Asplenium platyneuron

From Coastal Plain Plants Wiki
Jump to: navigation, search
Asplenium platyneuron
Asplenium platyneuron Gil.jpg
photo by Gil Nelson
Scientific classification
Kingdom: Plantae
Division: Pteridophyta - Ferns
Class: Filicopsida
Order: Polypodiales
Family: Acanthaceae
Genus: Asplenium
Species: A. platyneuron
Binomial name
Asplenium platyneuron
(L.) Britton, Sterns & Poggenb.
ASPL PLAT dist.jpg
Natural range of Asplenium platyneuron from USDA NRCS Plants Database.

Common name: Ebony Spleenwort

Taxonomic notes

Synonyms: none[1]

Varieties: Asplenium platyneuron var. bacculum-rubrum (Featherman) Fernald; A. platyneuron var. incisum (Howe ex Peck) B>L> Robinson; A. platyneuron var. platyneuron[1]


A description of Asplenium platyneuron is provided in The Flora of North America.

It can be easily confused with Christmas fern (Polystichum acrostichoides); however, the stem of Christmas fern is green and scaly and the spores cover a back of a leaflet.[2]


It is one of the most common and widespread of the eastern North American spleenwort.[3] Listed as critically imperiled in Arizona and Colorado.[4]



Habitats include rocks, rotting logs, swamps, marshes, crotches of hardwood trees, and savannas.[5][6] It also grows in disturbed areas such as fallow fields and near field edges, and does well in moist, loamy sand in fully shaded environments to areas with full sun.[6]

Associated species include cypress, moss, magnolia, oak, and beech.[6]


Reproduces with proliferating buds that form near the base of the stipe and when covered with soil, can grow into new individuals as the frond that bore them dies.
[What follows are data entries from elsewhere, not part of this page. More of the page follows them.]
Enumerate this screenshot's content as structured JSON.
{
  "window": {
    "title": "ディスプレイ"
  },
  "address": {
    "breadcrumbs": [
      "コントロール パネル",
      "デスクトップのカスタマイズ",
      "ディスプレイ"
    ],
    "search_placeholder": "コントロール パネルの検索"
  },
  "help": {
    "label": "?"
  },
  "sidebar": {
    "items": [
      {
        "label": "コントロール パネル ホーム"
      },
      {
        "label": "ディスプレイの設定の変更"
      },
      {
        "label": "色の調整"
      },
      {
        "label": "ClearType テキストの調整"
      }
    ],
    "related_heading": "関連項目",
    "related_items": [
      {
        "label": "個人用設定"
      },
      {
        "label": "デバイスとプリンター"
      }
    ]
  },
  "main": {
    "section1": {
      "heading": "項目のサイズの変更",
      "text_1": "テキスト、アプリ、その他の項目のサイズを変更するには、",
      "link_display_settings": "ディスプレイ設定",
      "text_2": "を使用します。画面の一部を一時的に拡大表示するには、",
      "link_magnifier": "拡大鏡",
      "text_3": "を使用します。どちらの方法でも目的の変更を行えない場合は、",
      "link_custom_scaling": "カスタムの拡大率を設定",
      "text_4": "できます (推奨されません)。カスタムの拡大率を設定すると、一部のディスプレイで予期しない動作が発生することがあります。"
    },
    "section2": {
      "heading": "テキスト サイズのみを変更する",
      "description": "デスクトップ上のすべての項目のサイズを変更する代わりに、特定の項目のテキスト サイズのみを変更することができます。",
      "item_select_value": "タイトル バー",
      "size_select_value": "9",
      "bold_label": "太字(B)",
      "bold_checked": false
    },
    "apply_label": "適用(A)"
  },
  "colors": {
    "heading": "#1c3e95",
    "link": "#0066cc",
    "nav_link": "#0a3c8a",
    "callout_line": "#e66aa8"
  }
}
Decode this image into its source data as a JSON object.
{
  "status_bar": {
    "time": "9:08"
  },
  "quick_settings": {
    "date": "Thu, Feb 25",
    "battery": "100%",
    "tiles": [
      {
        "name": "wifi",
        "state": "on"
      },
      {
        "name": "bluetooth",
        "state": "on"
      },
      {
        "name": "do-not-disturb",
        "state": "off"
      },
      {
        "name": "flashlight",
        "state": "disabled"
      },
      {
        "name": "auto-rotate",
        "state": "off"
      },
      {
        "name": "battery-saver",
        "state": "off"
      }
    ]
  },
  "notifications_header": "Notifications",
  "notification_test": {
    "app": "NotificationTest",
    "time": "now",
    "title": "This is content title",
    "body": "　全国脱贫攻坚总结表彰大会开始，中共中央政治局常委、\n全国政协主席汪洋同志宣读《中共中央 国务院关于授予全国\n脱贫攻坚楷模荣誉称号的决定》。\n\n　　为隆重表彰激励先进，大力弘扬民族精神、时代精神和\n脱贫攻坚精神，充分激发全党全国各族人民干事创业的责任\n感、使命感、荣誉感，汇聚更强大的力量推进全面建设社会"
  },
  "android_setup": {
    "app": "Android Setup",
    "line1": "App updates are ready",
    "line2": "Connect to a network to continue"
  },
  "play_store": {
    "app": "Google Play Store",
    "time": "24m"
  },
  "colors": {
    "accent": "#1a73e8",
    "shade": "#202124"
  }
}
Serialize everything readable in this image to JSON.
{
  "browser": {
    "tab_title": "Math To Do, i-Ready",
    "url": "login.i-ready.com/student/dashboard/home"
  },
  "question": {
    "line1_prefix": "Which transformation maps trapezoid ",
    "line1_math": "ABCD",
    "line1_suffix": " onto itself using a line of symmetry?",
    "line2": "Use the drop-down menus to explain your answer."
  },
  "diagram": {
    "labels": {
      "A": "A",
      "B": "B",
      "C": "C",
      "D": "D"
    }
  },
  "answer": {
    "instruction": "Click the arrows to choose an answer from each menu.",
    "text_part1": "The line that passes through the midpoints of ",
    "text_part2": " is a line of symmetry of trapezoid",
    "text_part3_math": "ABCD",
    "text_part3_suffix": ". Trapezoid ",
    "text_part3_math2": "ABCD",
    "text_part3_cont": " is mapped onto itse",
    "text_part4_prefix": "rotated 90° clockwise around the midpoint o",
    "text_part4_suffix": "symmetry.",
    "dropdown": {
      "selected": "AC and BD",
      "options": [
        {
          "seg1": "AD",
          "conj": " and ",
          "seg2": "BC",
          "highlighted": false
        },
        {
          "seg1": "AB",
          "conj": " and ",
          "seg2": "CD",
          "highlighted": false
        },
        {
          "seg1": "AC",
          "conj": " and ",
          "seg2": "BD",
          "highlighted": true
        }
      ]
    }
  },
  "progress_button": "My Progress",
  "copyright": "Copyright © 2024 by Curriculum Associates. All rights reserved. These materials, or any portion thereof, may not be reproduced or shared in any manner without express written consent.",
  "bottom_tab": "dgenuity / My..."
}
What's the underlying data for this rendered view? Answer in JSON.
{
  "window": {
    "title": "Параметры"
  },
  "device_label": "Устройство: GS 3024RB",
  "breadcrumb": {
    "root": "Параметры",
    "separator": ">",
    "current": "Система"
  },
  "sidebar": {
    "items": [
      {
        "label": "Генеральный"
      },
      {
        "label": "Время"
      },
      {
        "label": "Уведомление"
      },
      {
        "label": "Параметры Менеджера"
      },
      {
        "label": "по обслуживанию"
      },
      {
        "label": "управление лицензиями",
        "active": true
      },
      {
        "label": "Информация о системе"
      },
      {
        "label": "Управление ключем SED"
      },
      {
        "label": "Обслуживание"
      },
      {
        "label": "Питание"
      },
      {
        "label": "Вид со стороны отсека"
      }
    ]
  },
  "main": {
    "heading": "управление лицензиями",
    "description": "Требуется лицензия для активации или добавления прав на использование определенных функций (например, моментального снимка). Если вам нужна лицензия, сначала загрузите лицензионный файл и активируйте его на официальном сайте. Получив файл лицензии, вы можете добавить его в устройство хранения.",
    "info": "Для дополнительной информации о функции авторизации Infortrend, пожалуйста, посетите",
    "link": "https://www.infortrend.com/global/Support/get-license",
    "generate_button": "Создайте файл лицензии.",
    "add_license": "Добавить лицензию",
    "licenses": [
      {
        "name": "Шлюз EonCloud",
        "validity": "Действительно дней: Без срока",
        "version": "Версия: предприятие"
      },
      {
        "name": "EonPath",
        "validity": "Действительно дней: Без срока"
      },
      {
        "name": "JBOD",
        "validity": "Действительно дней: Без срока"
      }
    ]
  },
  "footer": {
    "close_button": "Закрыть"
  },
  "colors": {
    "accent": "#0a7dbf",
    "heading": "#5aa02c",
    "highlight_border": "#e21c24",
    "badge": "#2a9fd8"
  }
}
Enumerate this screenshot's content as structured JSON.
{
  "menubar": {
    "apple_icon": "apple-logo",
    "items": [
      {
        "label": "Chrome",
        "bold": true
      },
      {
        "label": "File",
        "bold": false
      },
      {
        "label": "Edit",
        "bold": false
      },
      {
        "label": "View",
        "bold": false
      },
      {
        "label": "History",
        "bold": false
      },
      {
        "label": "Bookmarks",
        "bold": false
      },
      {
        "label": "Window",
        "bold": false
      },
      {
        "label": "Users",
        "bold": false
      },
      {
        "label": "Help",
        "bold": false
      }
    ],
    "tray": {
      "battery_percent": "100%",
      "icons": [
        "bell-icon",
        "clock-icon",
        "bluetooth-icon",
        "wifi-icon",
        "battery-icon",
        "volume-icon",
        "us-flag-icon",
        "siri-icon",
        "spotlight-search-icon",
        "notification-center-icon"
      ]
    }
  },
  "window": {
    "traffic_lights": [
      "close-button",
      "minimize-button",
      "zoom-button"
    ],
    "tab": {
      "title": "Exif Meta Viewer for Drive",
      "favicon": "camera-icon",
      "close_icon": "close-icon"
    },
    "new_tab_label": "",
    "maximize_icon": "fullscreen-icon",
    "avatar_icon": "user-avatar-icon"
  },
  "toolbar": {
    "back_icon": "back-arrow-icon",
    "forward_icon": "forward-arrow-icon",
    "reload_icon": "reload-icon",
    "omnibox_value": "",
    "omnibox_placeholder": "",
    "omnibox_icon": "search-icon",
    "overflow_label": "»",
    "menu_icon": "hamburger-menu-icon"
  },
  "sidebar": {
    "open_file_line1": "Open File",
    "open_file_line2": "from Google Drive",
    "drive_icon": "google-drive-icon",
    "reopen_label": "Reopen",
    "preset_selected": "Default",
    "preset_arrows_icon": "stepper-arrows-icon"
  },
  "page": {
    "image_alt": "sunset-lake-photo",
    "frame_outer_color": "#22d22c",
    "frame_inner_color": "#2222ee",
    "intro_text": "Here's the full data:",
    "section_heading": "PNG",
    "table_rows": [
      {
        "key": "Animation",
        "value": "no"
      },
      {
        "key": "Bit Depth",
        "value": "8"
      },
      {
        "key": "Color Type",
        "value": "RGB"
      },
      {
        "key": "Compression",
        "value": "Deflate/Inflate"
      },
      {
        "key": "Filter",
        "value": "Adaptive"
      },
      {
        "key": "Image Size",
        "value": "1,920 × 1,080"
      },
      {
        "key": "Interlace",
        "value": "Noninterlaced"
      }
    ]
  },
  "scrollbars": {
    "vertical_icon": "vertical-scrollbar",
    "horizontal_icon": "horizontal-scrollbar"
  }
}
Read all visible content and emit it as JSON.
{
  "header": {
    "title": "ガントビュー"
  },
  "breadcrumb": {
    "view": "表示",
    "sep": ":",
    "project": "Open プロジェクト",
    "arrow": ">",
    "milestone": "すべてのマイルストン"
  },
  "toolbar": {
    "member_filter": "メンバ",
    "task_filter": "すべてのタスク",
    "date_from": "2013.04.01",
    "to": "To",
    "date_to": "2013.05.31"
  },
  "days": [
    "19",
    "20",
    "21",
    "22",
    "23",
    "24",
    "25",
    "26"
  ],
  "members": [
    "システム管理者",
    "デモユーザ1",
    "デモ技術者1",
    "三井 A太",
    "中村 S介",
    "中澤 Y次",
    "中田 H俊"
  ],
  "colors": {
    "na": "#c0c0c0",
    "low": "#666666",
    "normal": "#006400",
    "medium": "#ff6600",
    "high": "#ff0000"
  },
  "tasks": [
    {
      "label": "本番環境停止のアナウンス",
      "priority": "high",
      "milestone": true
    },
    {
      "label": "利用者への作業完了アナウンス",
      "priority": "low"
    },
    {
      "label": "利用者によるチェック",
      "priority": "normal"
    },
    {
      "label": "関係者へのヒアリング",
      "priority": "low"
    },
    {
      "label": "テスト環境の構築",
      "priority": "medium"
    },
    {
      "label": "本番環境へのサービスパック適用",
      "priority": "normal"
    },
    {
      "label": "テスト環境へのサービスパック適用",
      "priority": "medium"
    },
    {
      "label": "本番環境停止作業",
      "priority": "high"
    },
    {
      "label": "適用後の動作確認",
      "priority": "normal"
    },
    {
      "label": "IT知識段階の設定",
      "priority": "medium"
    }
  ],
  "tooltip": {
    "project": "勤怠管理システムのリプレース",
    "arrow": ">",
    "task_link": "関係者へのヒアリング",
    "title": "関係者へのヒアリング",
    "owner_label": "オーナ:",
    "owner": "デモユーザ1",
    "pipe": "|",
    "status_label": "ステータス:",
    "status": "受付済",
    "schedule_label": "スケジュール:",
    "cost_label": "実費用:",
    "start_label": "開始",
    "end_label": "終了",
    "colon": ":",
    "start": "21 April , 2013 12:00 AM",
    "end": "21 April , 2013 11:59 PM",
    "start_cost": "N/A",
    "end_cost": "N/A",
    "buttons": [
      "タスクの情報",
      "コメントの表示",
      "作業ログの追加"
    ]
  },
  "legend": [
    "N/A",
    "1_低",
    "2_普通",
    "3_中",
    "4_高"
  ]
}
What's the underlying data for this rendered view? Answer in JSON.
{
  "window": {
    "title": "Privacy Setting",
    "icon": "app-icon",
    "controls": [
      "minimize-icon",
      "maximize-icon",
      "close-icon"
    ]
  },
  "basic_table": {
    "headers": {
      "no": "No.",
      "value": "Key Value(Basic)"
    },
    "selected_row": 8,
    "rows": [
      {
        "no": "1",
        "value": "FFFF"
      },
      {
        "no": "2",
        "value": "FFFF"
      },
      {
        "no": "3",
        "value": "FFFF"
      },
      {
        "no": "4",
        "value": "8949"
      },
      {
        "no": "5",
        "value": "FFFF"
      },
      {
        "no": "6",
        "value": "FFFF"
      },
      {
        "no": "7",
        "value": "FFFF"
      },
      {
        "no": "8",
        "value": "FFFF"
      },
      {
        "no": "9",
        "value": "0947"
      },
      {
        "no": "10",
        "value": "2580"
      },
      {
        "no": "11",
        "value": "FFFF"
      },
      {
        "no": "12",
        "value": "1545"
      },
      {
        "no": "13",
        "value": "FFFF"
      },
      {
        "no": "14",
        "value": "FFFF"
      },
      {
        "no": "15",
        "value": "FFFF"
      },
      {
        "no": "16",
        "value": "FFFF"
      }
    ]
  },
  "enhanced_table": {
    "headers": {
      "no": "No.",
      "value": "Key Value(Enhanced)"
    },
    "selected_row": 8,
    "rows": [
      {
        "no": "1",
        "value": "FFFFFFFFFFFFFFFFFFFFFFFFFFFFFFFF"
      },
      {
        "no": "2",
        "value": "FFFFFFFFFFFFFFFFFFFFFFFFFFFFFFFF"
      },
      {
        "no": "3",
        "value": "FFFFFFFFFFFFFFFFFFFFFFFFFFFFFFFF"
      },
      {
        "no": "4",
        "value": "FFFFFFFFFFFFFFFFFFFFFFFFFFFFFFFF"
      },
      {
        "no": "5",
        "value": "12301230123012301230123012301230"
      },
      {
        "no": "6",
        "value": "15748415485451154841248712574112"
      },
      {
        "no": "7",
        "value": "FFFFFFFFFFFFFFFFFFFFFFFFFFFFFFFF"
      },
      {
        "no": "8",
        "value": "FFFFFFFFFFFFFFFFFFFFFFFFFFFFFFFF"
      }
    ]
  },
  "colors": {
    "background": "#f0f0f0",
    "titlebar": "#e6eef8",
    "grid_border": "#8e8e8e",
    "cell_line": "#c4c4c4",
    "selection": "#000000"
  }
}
Also propagates by spores and can hybridize with other spleenworts.[7] It has been observed flowering in February.[8]

Fire ecology

It does well in fire dependent environments.[6] However, one study found that A. platyneuron had little to no change in frequency in response to prescribed fire.[9]

Herbivory and toxicology

Asplenium platyneuron is fed on by two aphids: Amphorophora ampullata and Idiopterus nephrelepidis.[10]

Conservation, cultivation, and restoration

It is listed as a species of special concern by the Maine Department of Conservation, and listed as exploitably vulnerable by the Division of Land and Forests in New York.[11]

Cultural use

Photo Gallery

References and notes

  1. 1.0 1.1 Weakley, A.S. 2020. Flora of the Southeastern United States. Edition of 20 October 2020. University of North Carolina at Chapel Hill, Chapel Hill, North Carolina.
  2. [[1]]Minnesota wildflowers. Accessed: April 1, 2016
  3. Taylor, W. C., R. H. Mohlenbrock, et al. (1976). "Variation in North American Asplenium platyneuron." American Fern Journal 66(2): 63-68.
  4. [[2]]NatureServe. Accessed: April 1, 2016
  5. [[3]]Daily Press. Accessed: April 1, 2016
  6. 6.0 6.1 6.2 6.3 Florida State University Robert K. Godfrey Herbarium database. URL: Last accessed: June 2014. Collectors: Loran C. Anderson, Karen MacClendon, R.K. Godfrey, Wilson Baker, R. F. Doren, Roy Komarek, and Jeffrey M. Kane. States and Counties: Florida: Wakulla, Calhoun, Franklin, Leon, and Gadsden. Georgia: Grady and Thomas.
  7. [[4]]inaturalist.Accessed: April 1, 2016
  8. Nelson, G. PanFlora: Plant data for the eastern United States with emphasis on the Southeastern Coastal Plains, Florida, and the Florida Panhandle. Accessed: 25 MAR 2019
  9. Taft, J. B. (2003). "Fire effects on community structure, composition, and diversity in a dry sandstone barrens." Journal of the Torrey Botanical Society 130: 170-192.
  10. [[5]]Illinois Wildflowers. Accessed: April 1, 2016
  11. USDA, NRCS. (2016). The PLANTS Database (, 25 March 2019). National Plant Data Team, Greensboro, NC 27401-4901 USA.